The Scan

Myotonic Dystrophy Repeat Detected in Family Genome Sequencing Analysis

While sequencing individuals from a multi-generation family, researchers identified a myotonic dystrophy type 2-related short tandem repeat in the European Journal of Human Genetics.

TB Resistance Insights Gleaned From Genome Sequence, Antimicrobial Response Assays

Researchers in PLOS Biology explore M. tuberculosis resistance with a combination of sequencing and assays looking at the minimum inhibitory concentrations of 13 drugs.

Mendelian Disease Genes Prioritized Using Tissue-Specific Expression Clues

Mendelian gene candidates could be flagged for further functional analyses based on tissue-specific transcriptome and proteome profiles, a new Journal of Human Genetics paper says.

Single-Cell Sequencing Points to Embryo Mosaicism

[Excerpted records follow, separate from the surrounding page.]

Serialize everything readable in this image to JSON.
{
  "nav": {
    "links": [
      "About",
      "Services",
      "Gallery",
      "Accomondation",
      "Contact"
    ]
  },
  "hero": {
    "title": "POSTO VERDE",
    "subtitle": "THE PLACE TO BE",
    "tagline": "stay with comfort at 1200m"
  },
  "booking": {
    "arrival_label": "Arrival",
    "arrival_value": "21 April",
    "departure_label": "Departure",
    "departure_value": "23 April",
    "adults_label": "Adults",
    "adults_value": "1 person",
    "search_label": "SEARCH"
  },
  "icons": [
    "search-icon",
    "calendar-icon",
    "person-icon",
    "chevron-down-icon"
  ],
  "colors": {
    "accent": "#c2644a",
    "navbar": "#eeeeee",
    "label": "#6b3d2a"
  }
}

Mosaicism may affect preimplantation genetic tests for aneuploidy, a single-cell sequencing-based analysis of almost three dozen embryos in PLOS Genetics finds.